Repeat all of the entries, please, keeping each line exact.

▶ **DATASET RECORDS**:

******************************

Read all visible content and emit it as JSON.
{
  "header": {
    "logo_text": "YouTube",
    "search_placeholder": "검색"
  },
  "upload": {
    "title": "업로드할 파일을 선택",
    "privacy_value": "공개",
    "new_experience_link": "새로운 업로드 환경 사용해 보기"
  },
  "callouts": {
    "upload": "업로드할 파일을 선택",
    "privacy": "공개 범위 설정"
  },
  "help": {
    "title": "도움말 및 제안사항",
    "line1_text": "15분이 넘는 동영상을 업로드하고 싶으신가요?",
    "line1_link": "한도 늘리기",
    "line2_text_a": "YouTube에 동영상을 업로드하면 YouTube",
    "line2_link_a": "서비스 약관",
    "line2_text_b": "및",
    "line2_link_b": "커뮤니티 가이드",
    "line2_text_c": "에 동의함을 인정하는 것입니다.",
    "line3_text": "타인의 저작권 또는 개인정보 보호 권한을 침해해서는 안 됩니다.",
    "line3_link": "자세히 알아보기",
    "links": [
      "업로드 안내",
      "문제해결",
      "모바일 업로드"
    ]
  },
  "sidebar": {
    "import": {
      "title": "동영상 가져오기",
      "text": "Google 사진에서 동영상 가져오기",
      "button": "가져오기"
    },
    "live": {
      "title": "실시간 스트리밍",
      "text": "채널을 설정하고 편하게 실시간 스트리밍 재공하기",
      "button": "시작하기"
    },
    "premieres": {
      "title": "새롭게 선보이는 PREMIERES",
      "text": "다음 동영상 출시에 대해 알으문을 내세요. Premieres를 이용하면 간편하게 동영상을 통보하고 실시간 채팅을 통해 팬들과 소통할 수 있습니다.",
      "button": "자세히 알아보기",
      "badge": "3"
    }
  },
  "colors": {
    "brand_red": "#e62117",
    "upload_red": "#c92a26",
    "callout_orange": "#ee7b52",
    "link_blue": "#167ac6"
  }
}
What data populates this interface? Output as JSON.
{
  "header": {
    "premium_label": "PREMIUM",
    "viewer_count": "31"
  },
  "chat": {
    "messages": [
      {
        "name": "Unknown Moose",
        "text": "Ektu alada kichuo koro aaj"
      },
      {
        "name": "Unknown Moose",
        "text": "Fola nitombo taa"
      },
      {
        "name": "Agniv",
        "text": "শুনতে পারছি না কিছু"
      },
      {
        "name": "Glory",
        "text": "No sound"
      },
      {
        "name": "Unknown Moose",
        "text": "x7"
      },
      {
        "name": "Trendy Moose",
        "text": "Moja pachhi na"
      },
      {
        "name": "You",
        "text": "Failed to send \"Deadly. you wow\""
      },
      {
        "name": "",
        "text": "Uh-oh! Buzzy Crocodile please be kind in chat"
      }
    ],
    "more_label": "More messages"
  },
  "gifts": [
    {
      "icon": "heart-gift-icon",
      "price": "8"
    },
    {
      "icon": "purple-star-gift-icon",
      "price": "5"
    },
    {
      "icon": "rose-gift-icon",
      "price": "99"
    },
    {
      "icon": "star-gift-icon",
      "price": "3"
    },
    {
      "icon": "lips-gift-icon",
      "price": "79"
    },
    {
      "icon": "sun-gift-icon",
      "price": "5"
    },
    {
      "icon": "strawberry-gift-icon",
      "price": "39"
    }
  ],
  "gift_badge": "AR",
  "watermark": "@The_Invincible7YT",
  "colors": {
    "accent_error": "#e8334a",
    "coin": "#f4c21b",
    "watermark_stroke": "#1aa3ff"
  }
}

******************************

▶ **ANSWER SECTION**:
Read all visible content and emit it as JSON.
{
  "header": {
    "logo_text": "YouTube",
    "search_placeholder": "검색"
  },
  "upload": {
    "title": "업로드할 파일을 선택",
    "privacy_value": "공개",
    "new_experience_link": "새로운 업로드 환경 사용해 보기"
  },
  "callouts": {
    "upload": "업로드할 파일을 선택",
    "privacy": "공개 범위 설정"
  },
  "help": {
    "title": "도움말 및 제안사항",
    "line1_text": "15분이 넘는 동영상을 업로드하고 싶으신가요?",
    "line1_link": "한도 늘리기",
    "line2_text_a": "YouTube에 동영상을 업로드하면 YouTube",
    "line2_link_a": "서비스 약관",
    "line2_text_b": "및",
    "line2_link_b": "커뮤니티 가이드",
    "line2_text_c": "에 동의함을 인정하는 것입니다.",
    "line3_text": "타인의 저작권 또는 개인정보 보호 권한을 침해해서는 안 됩니다.",
    "line3_link": "자세히 알아보기",
    "links": [
      "업로드 안내",
      "문제해결",
      "모바일 업로드"
    ]
  },
  "sidebar": {
    "import": {
      "title": "동영상 가져오기",
      "text": "Google 사진에서 동영상 가져오기",
      "button": "가져오기"
    },
    "live": {
      "title": "실시간 스트리밍",
      "text": "채널을 설정하고 편하게 실시간 스트리밍 재공하기",
      "button": "시작하기"
    },
    "premieres": {
      "title": "새롭게 선보이는 PREMIERES",
      "text": "다음 동영상 출시에 대해 알으문을 내세요. Premieres를 이용하면 간편하게 동영상을 통보하고 실시간 채팅을 통해 팬들과 소통할 수 있습니다.",
      "button": "자세히 알아보기",
      "badge": "3"
    }
  },
  "colors": {
    "brand_red": "#e62117",
    "upload_red": "#c92a26",
    "callout_orange": "#ee7b52",
    "link_blue": "#167ac6"
  }
}
What data populates this interface? Output as JSON.
{
  "header": {
    "premium_label": "PREMIUM",
    "viewer_count": "31"
  },
  "chat": {
    "messages": [
      {
        "name": "Unknown Moose",
        "text": "Ektu alada kichuo koro aaj"
      },
      {
        "name": "Unknown Moose",
        "text": "Fola nitombo taa"
      },
      {
        "name": "Agniv",
        "text": "শুনতে পারছি না কিছু"
      },
      {
        "name": "Glory",
        "text": "No sound"
      },
      {
        "name": "Unknown Moose",
        "text": "x7"
      },
      {
        "name": "Trendy Moose",
        "text": "Moja pachhi na"
      },
      {
        "name": "You",
        "text": "Failed to send \"Deadly. you wow\""
      },
      {
        "name": "",
        "text": "Uh-oh! Buzzy Crocodile please be kind in chat"
      }
    ],
    "more_label": "More messages"
  },
  "gifts": [
    {
      "icon": "heart-gift-icon",
      "price": "8"
    },
    {
      "icon": "purple-star-gift-icon",
      "price": "5"
    },
    {
      "icon": "rose-gift-icon",
      "price": "99"
    },
    {
      "icon": "star-gift-icon",
      "price": "3"
    },
    {
      "icon": "lips-gift-icon",
      "price": "79"
    },
    {
      "icon": "sun-gift-icon",
      "price": "5"
    },
    {
      "icon": "strawberry-gift-icon",
      "price": "39"
    }
  ],
  "gift_badge": "AR",
  "watermark": "@The_Invincible7YT",
  "colors": {
    "accent_error": "#e8334a",
    "coin": "#f4c21b",
    "watermark_stroke": "#1aa3ff"
  }
}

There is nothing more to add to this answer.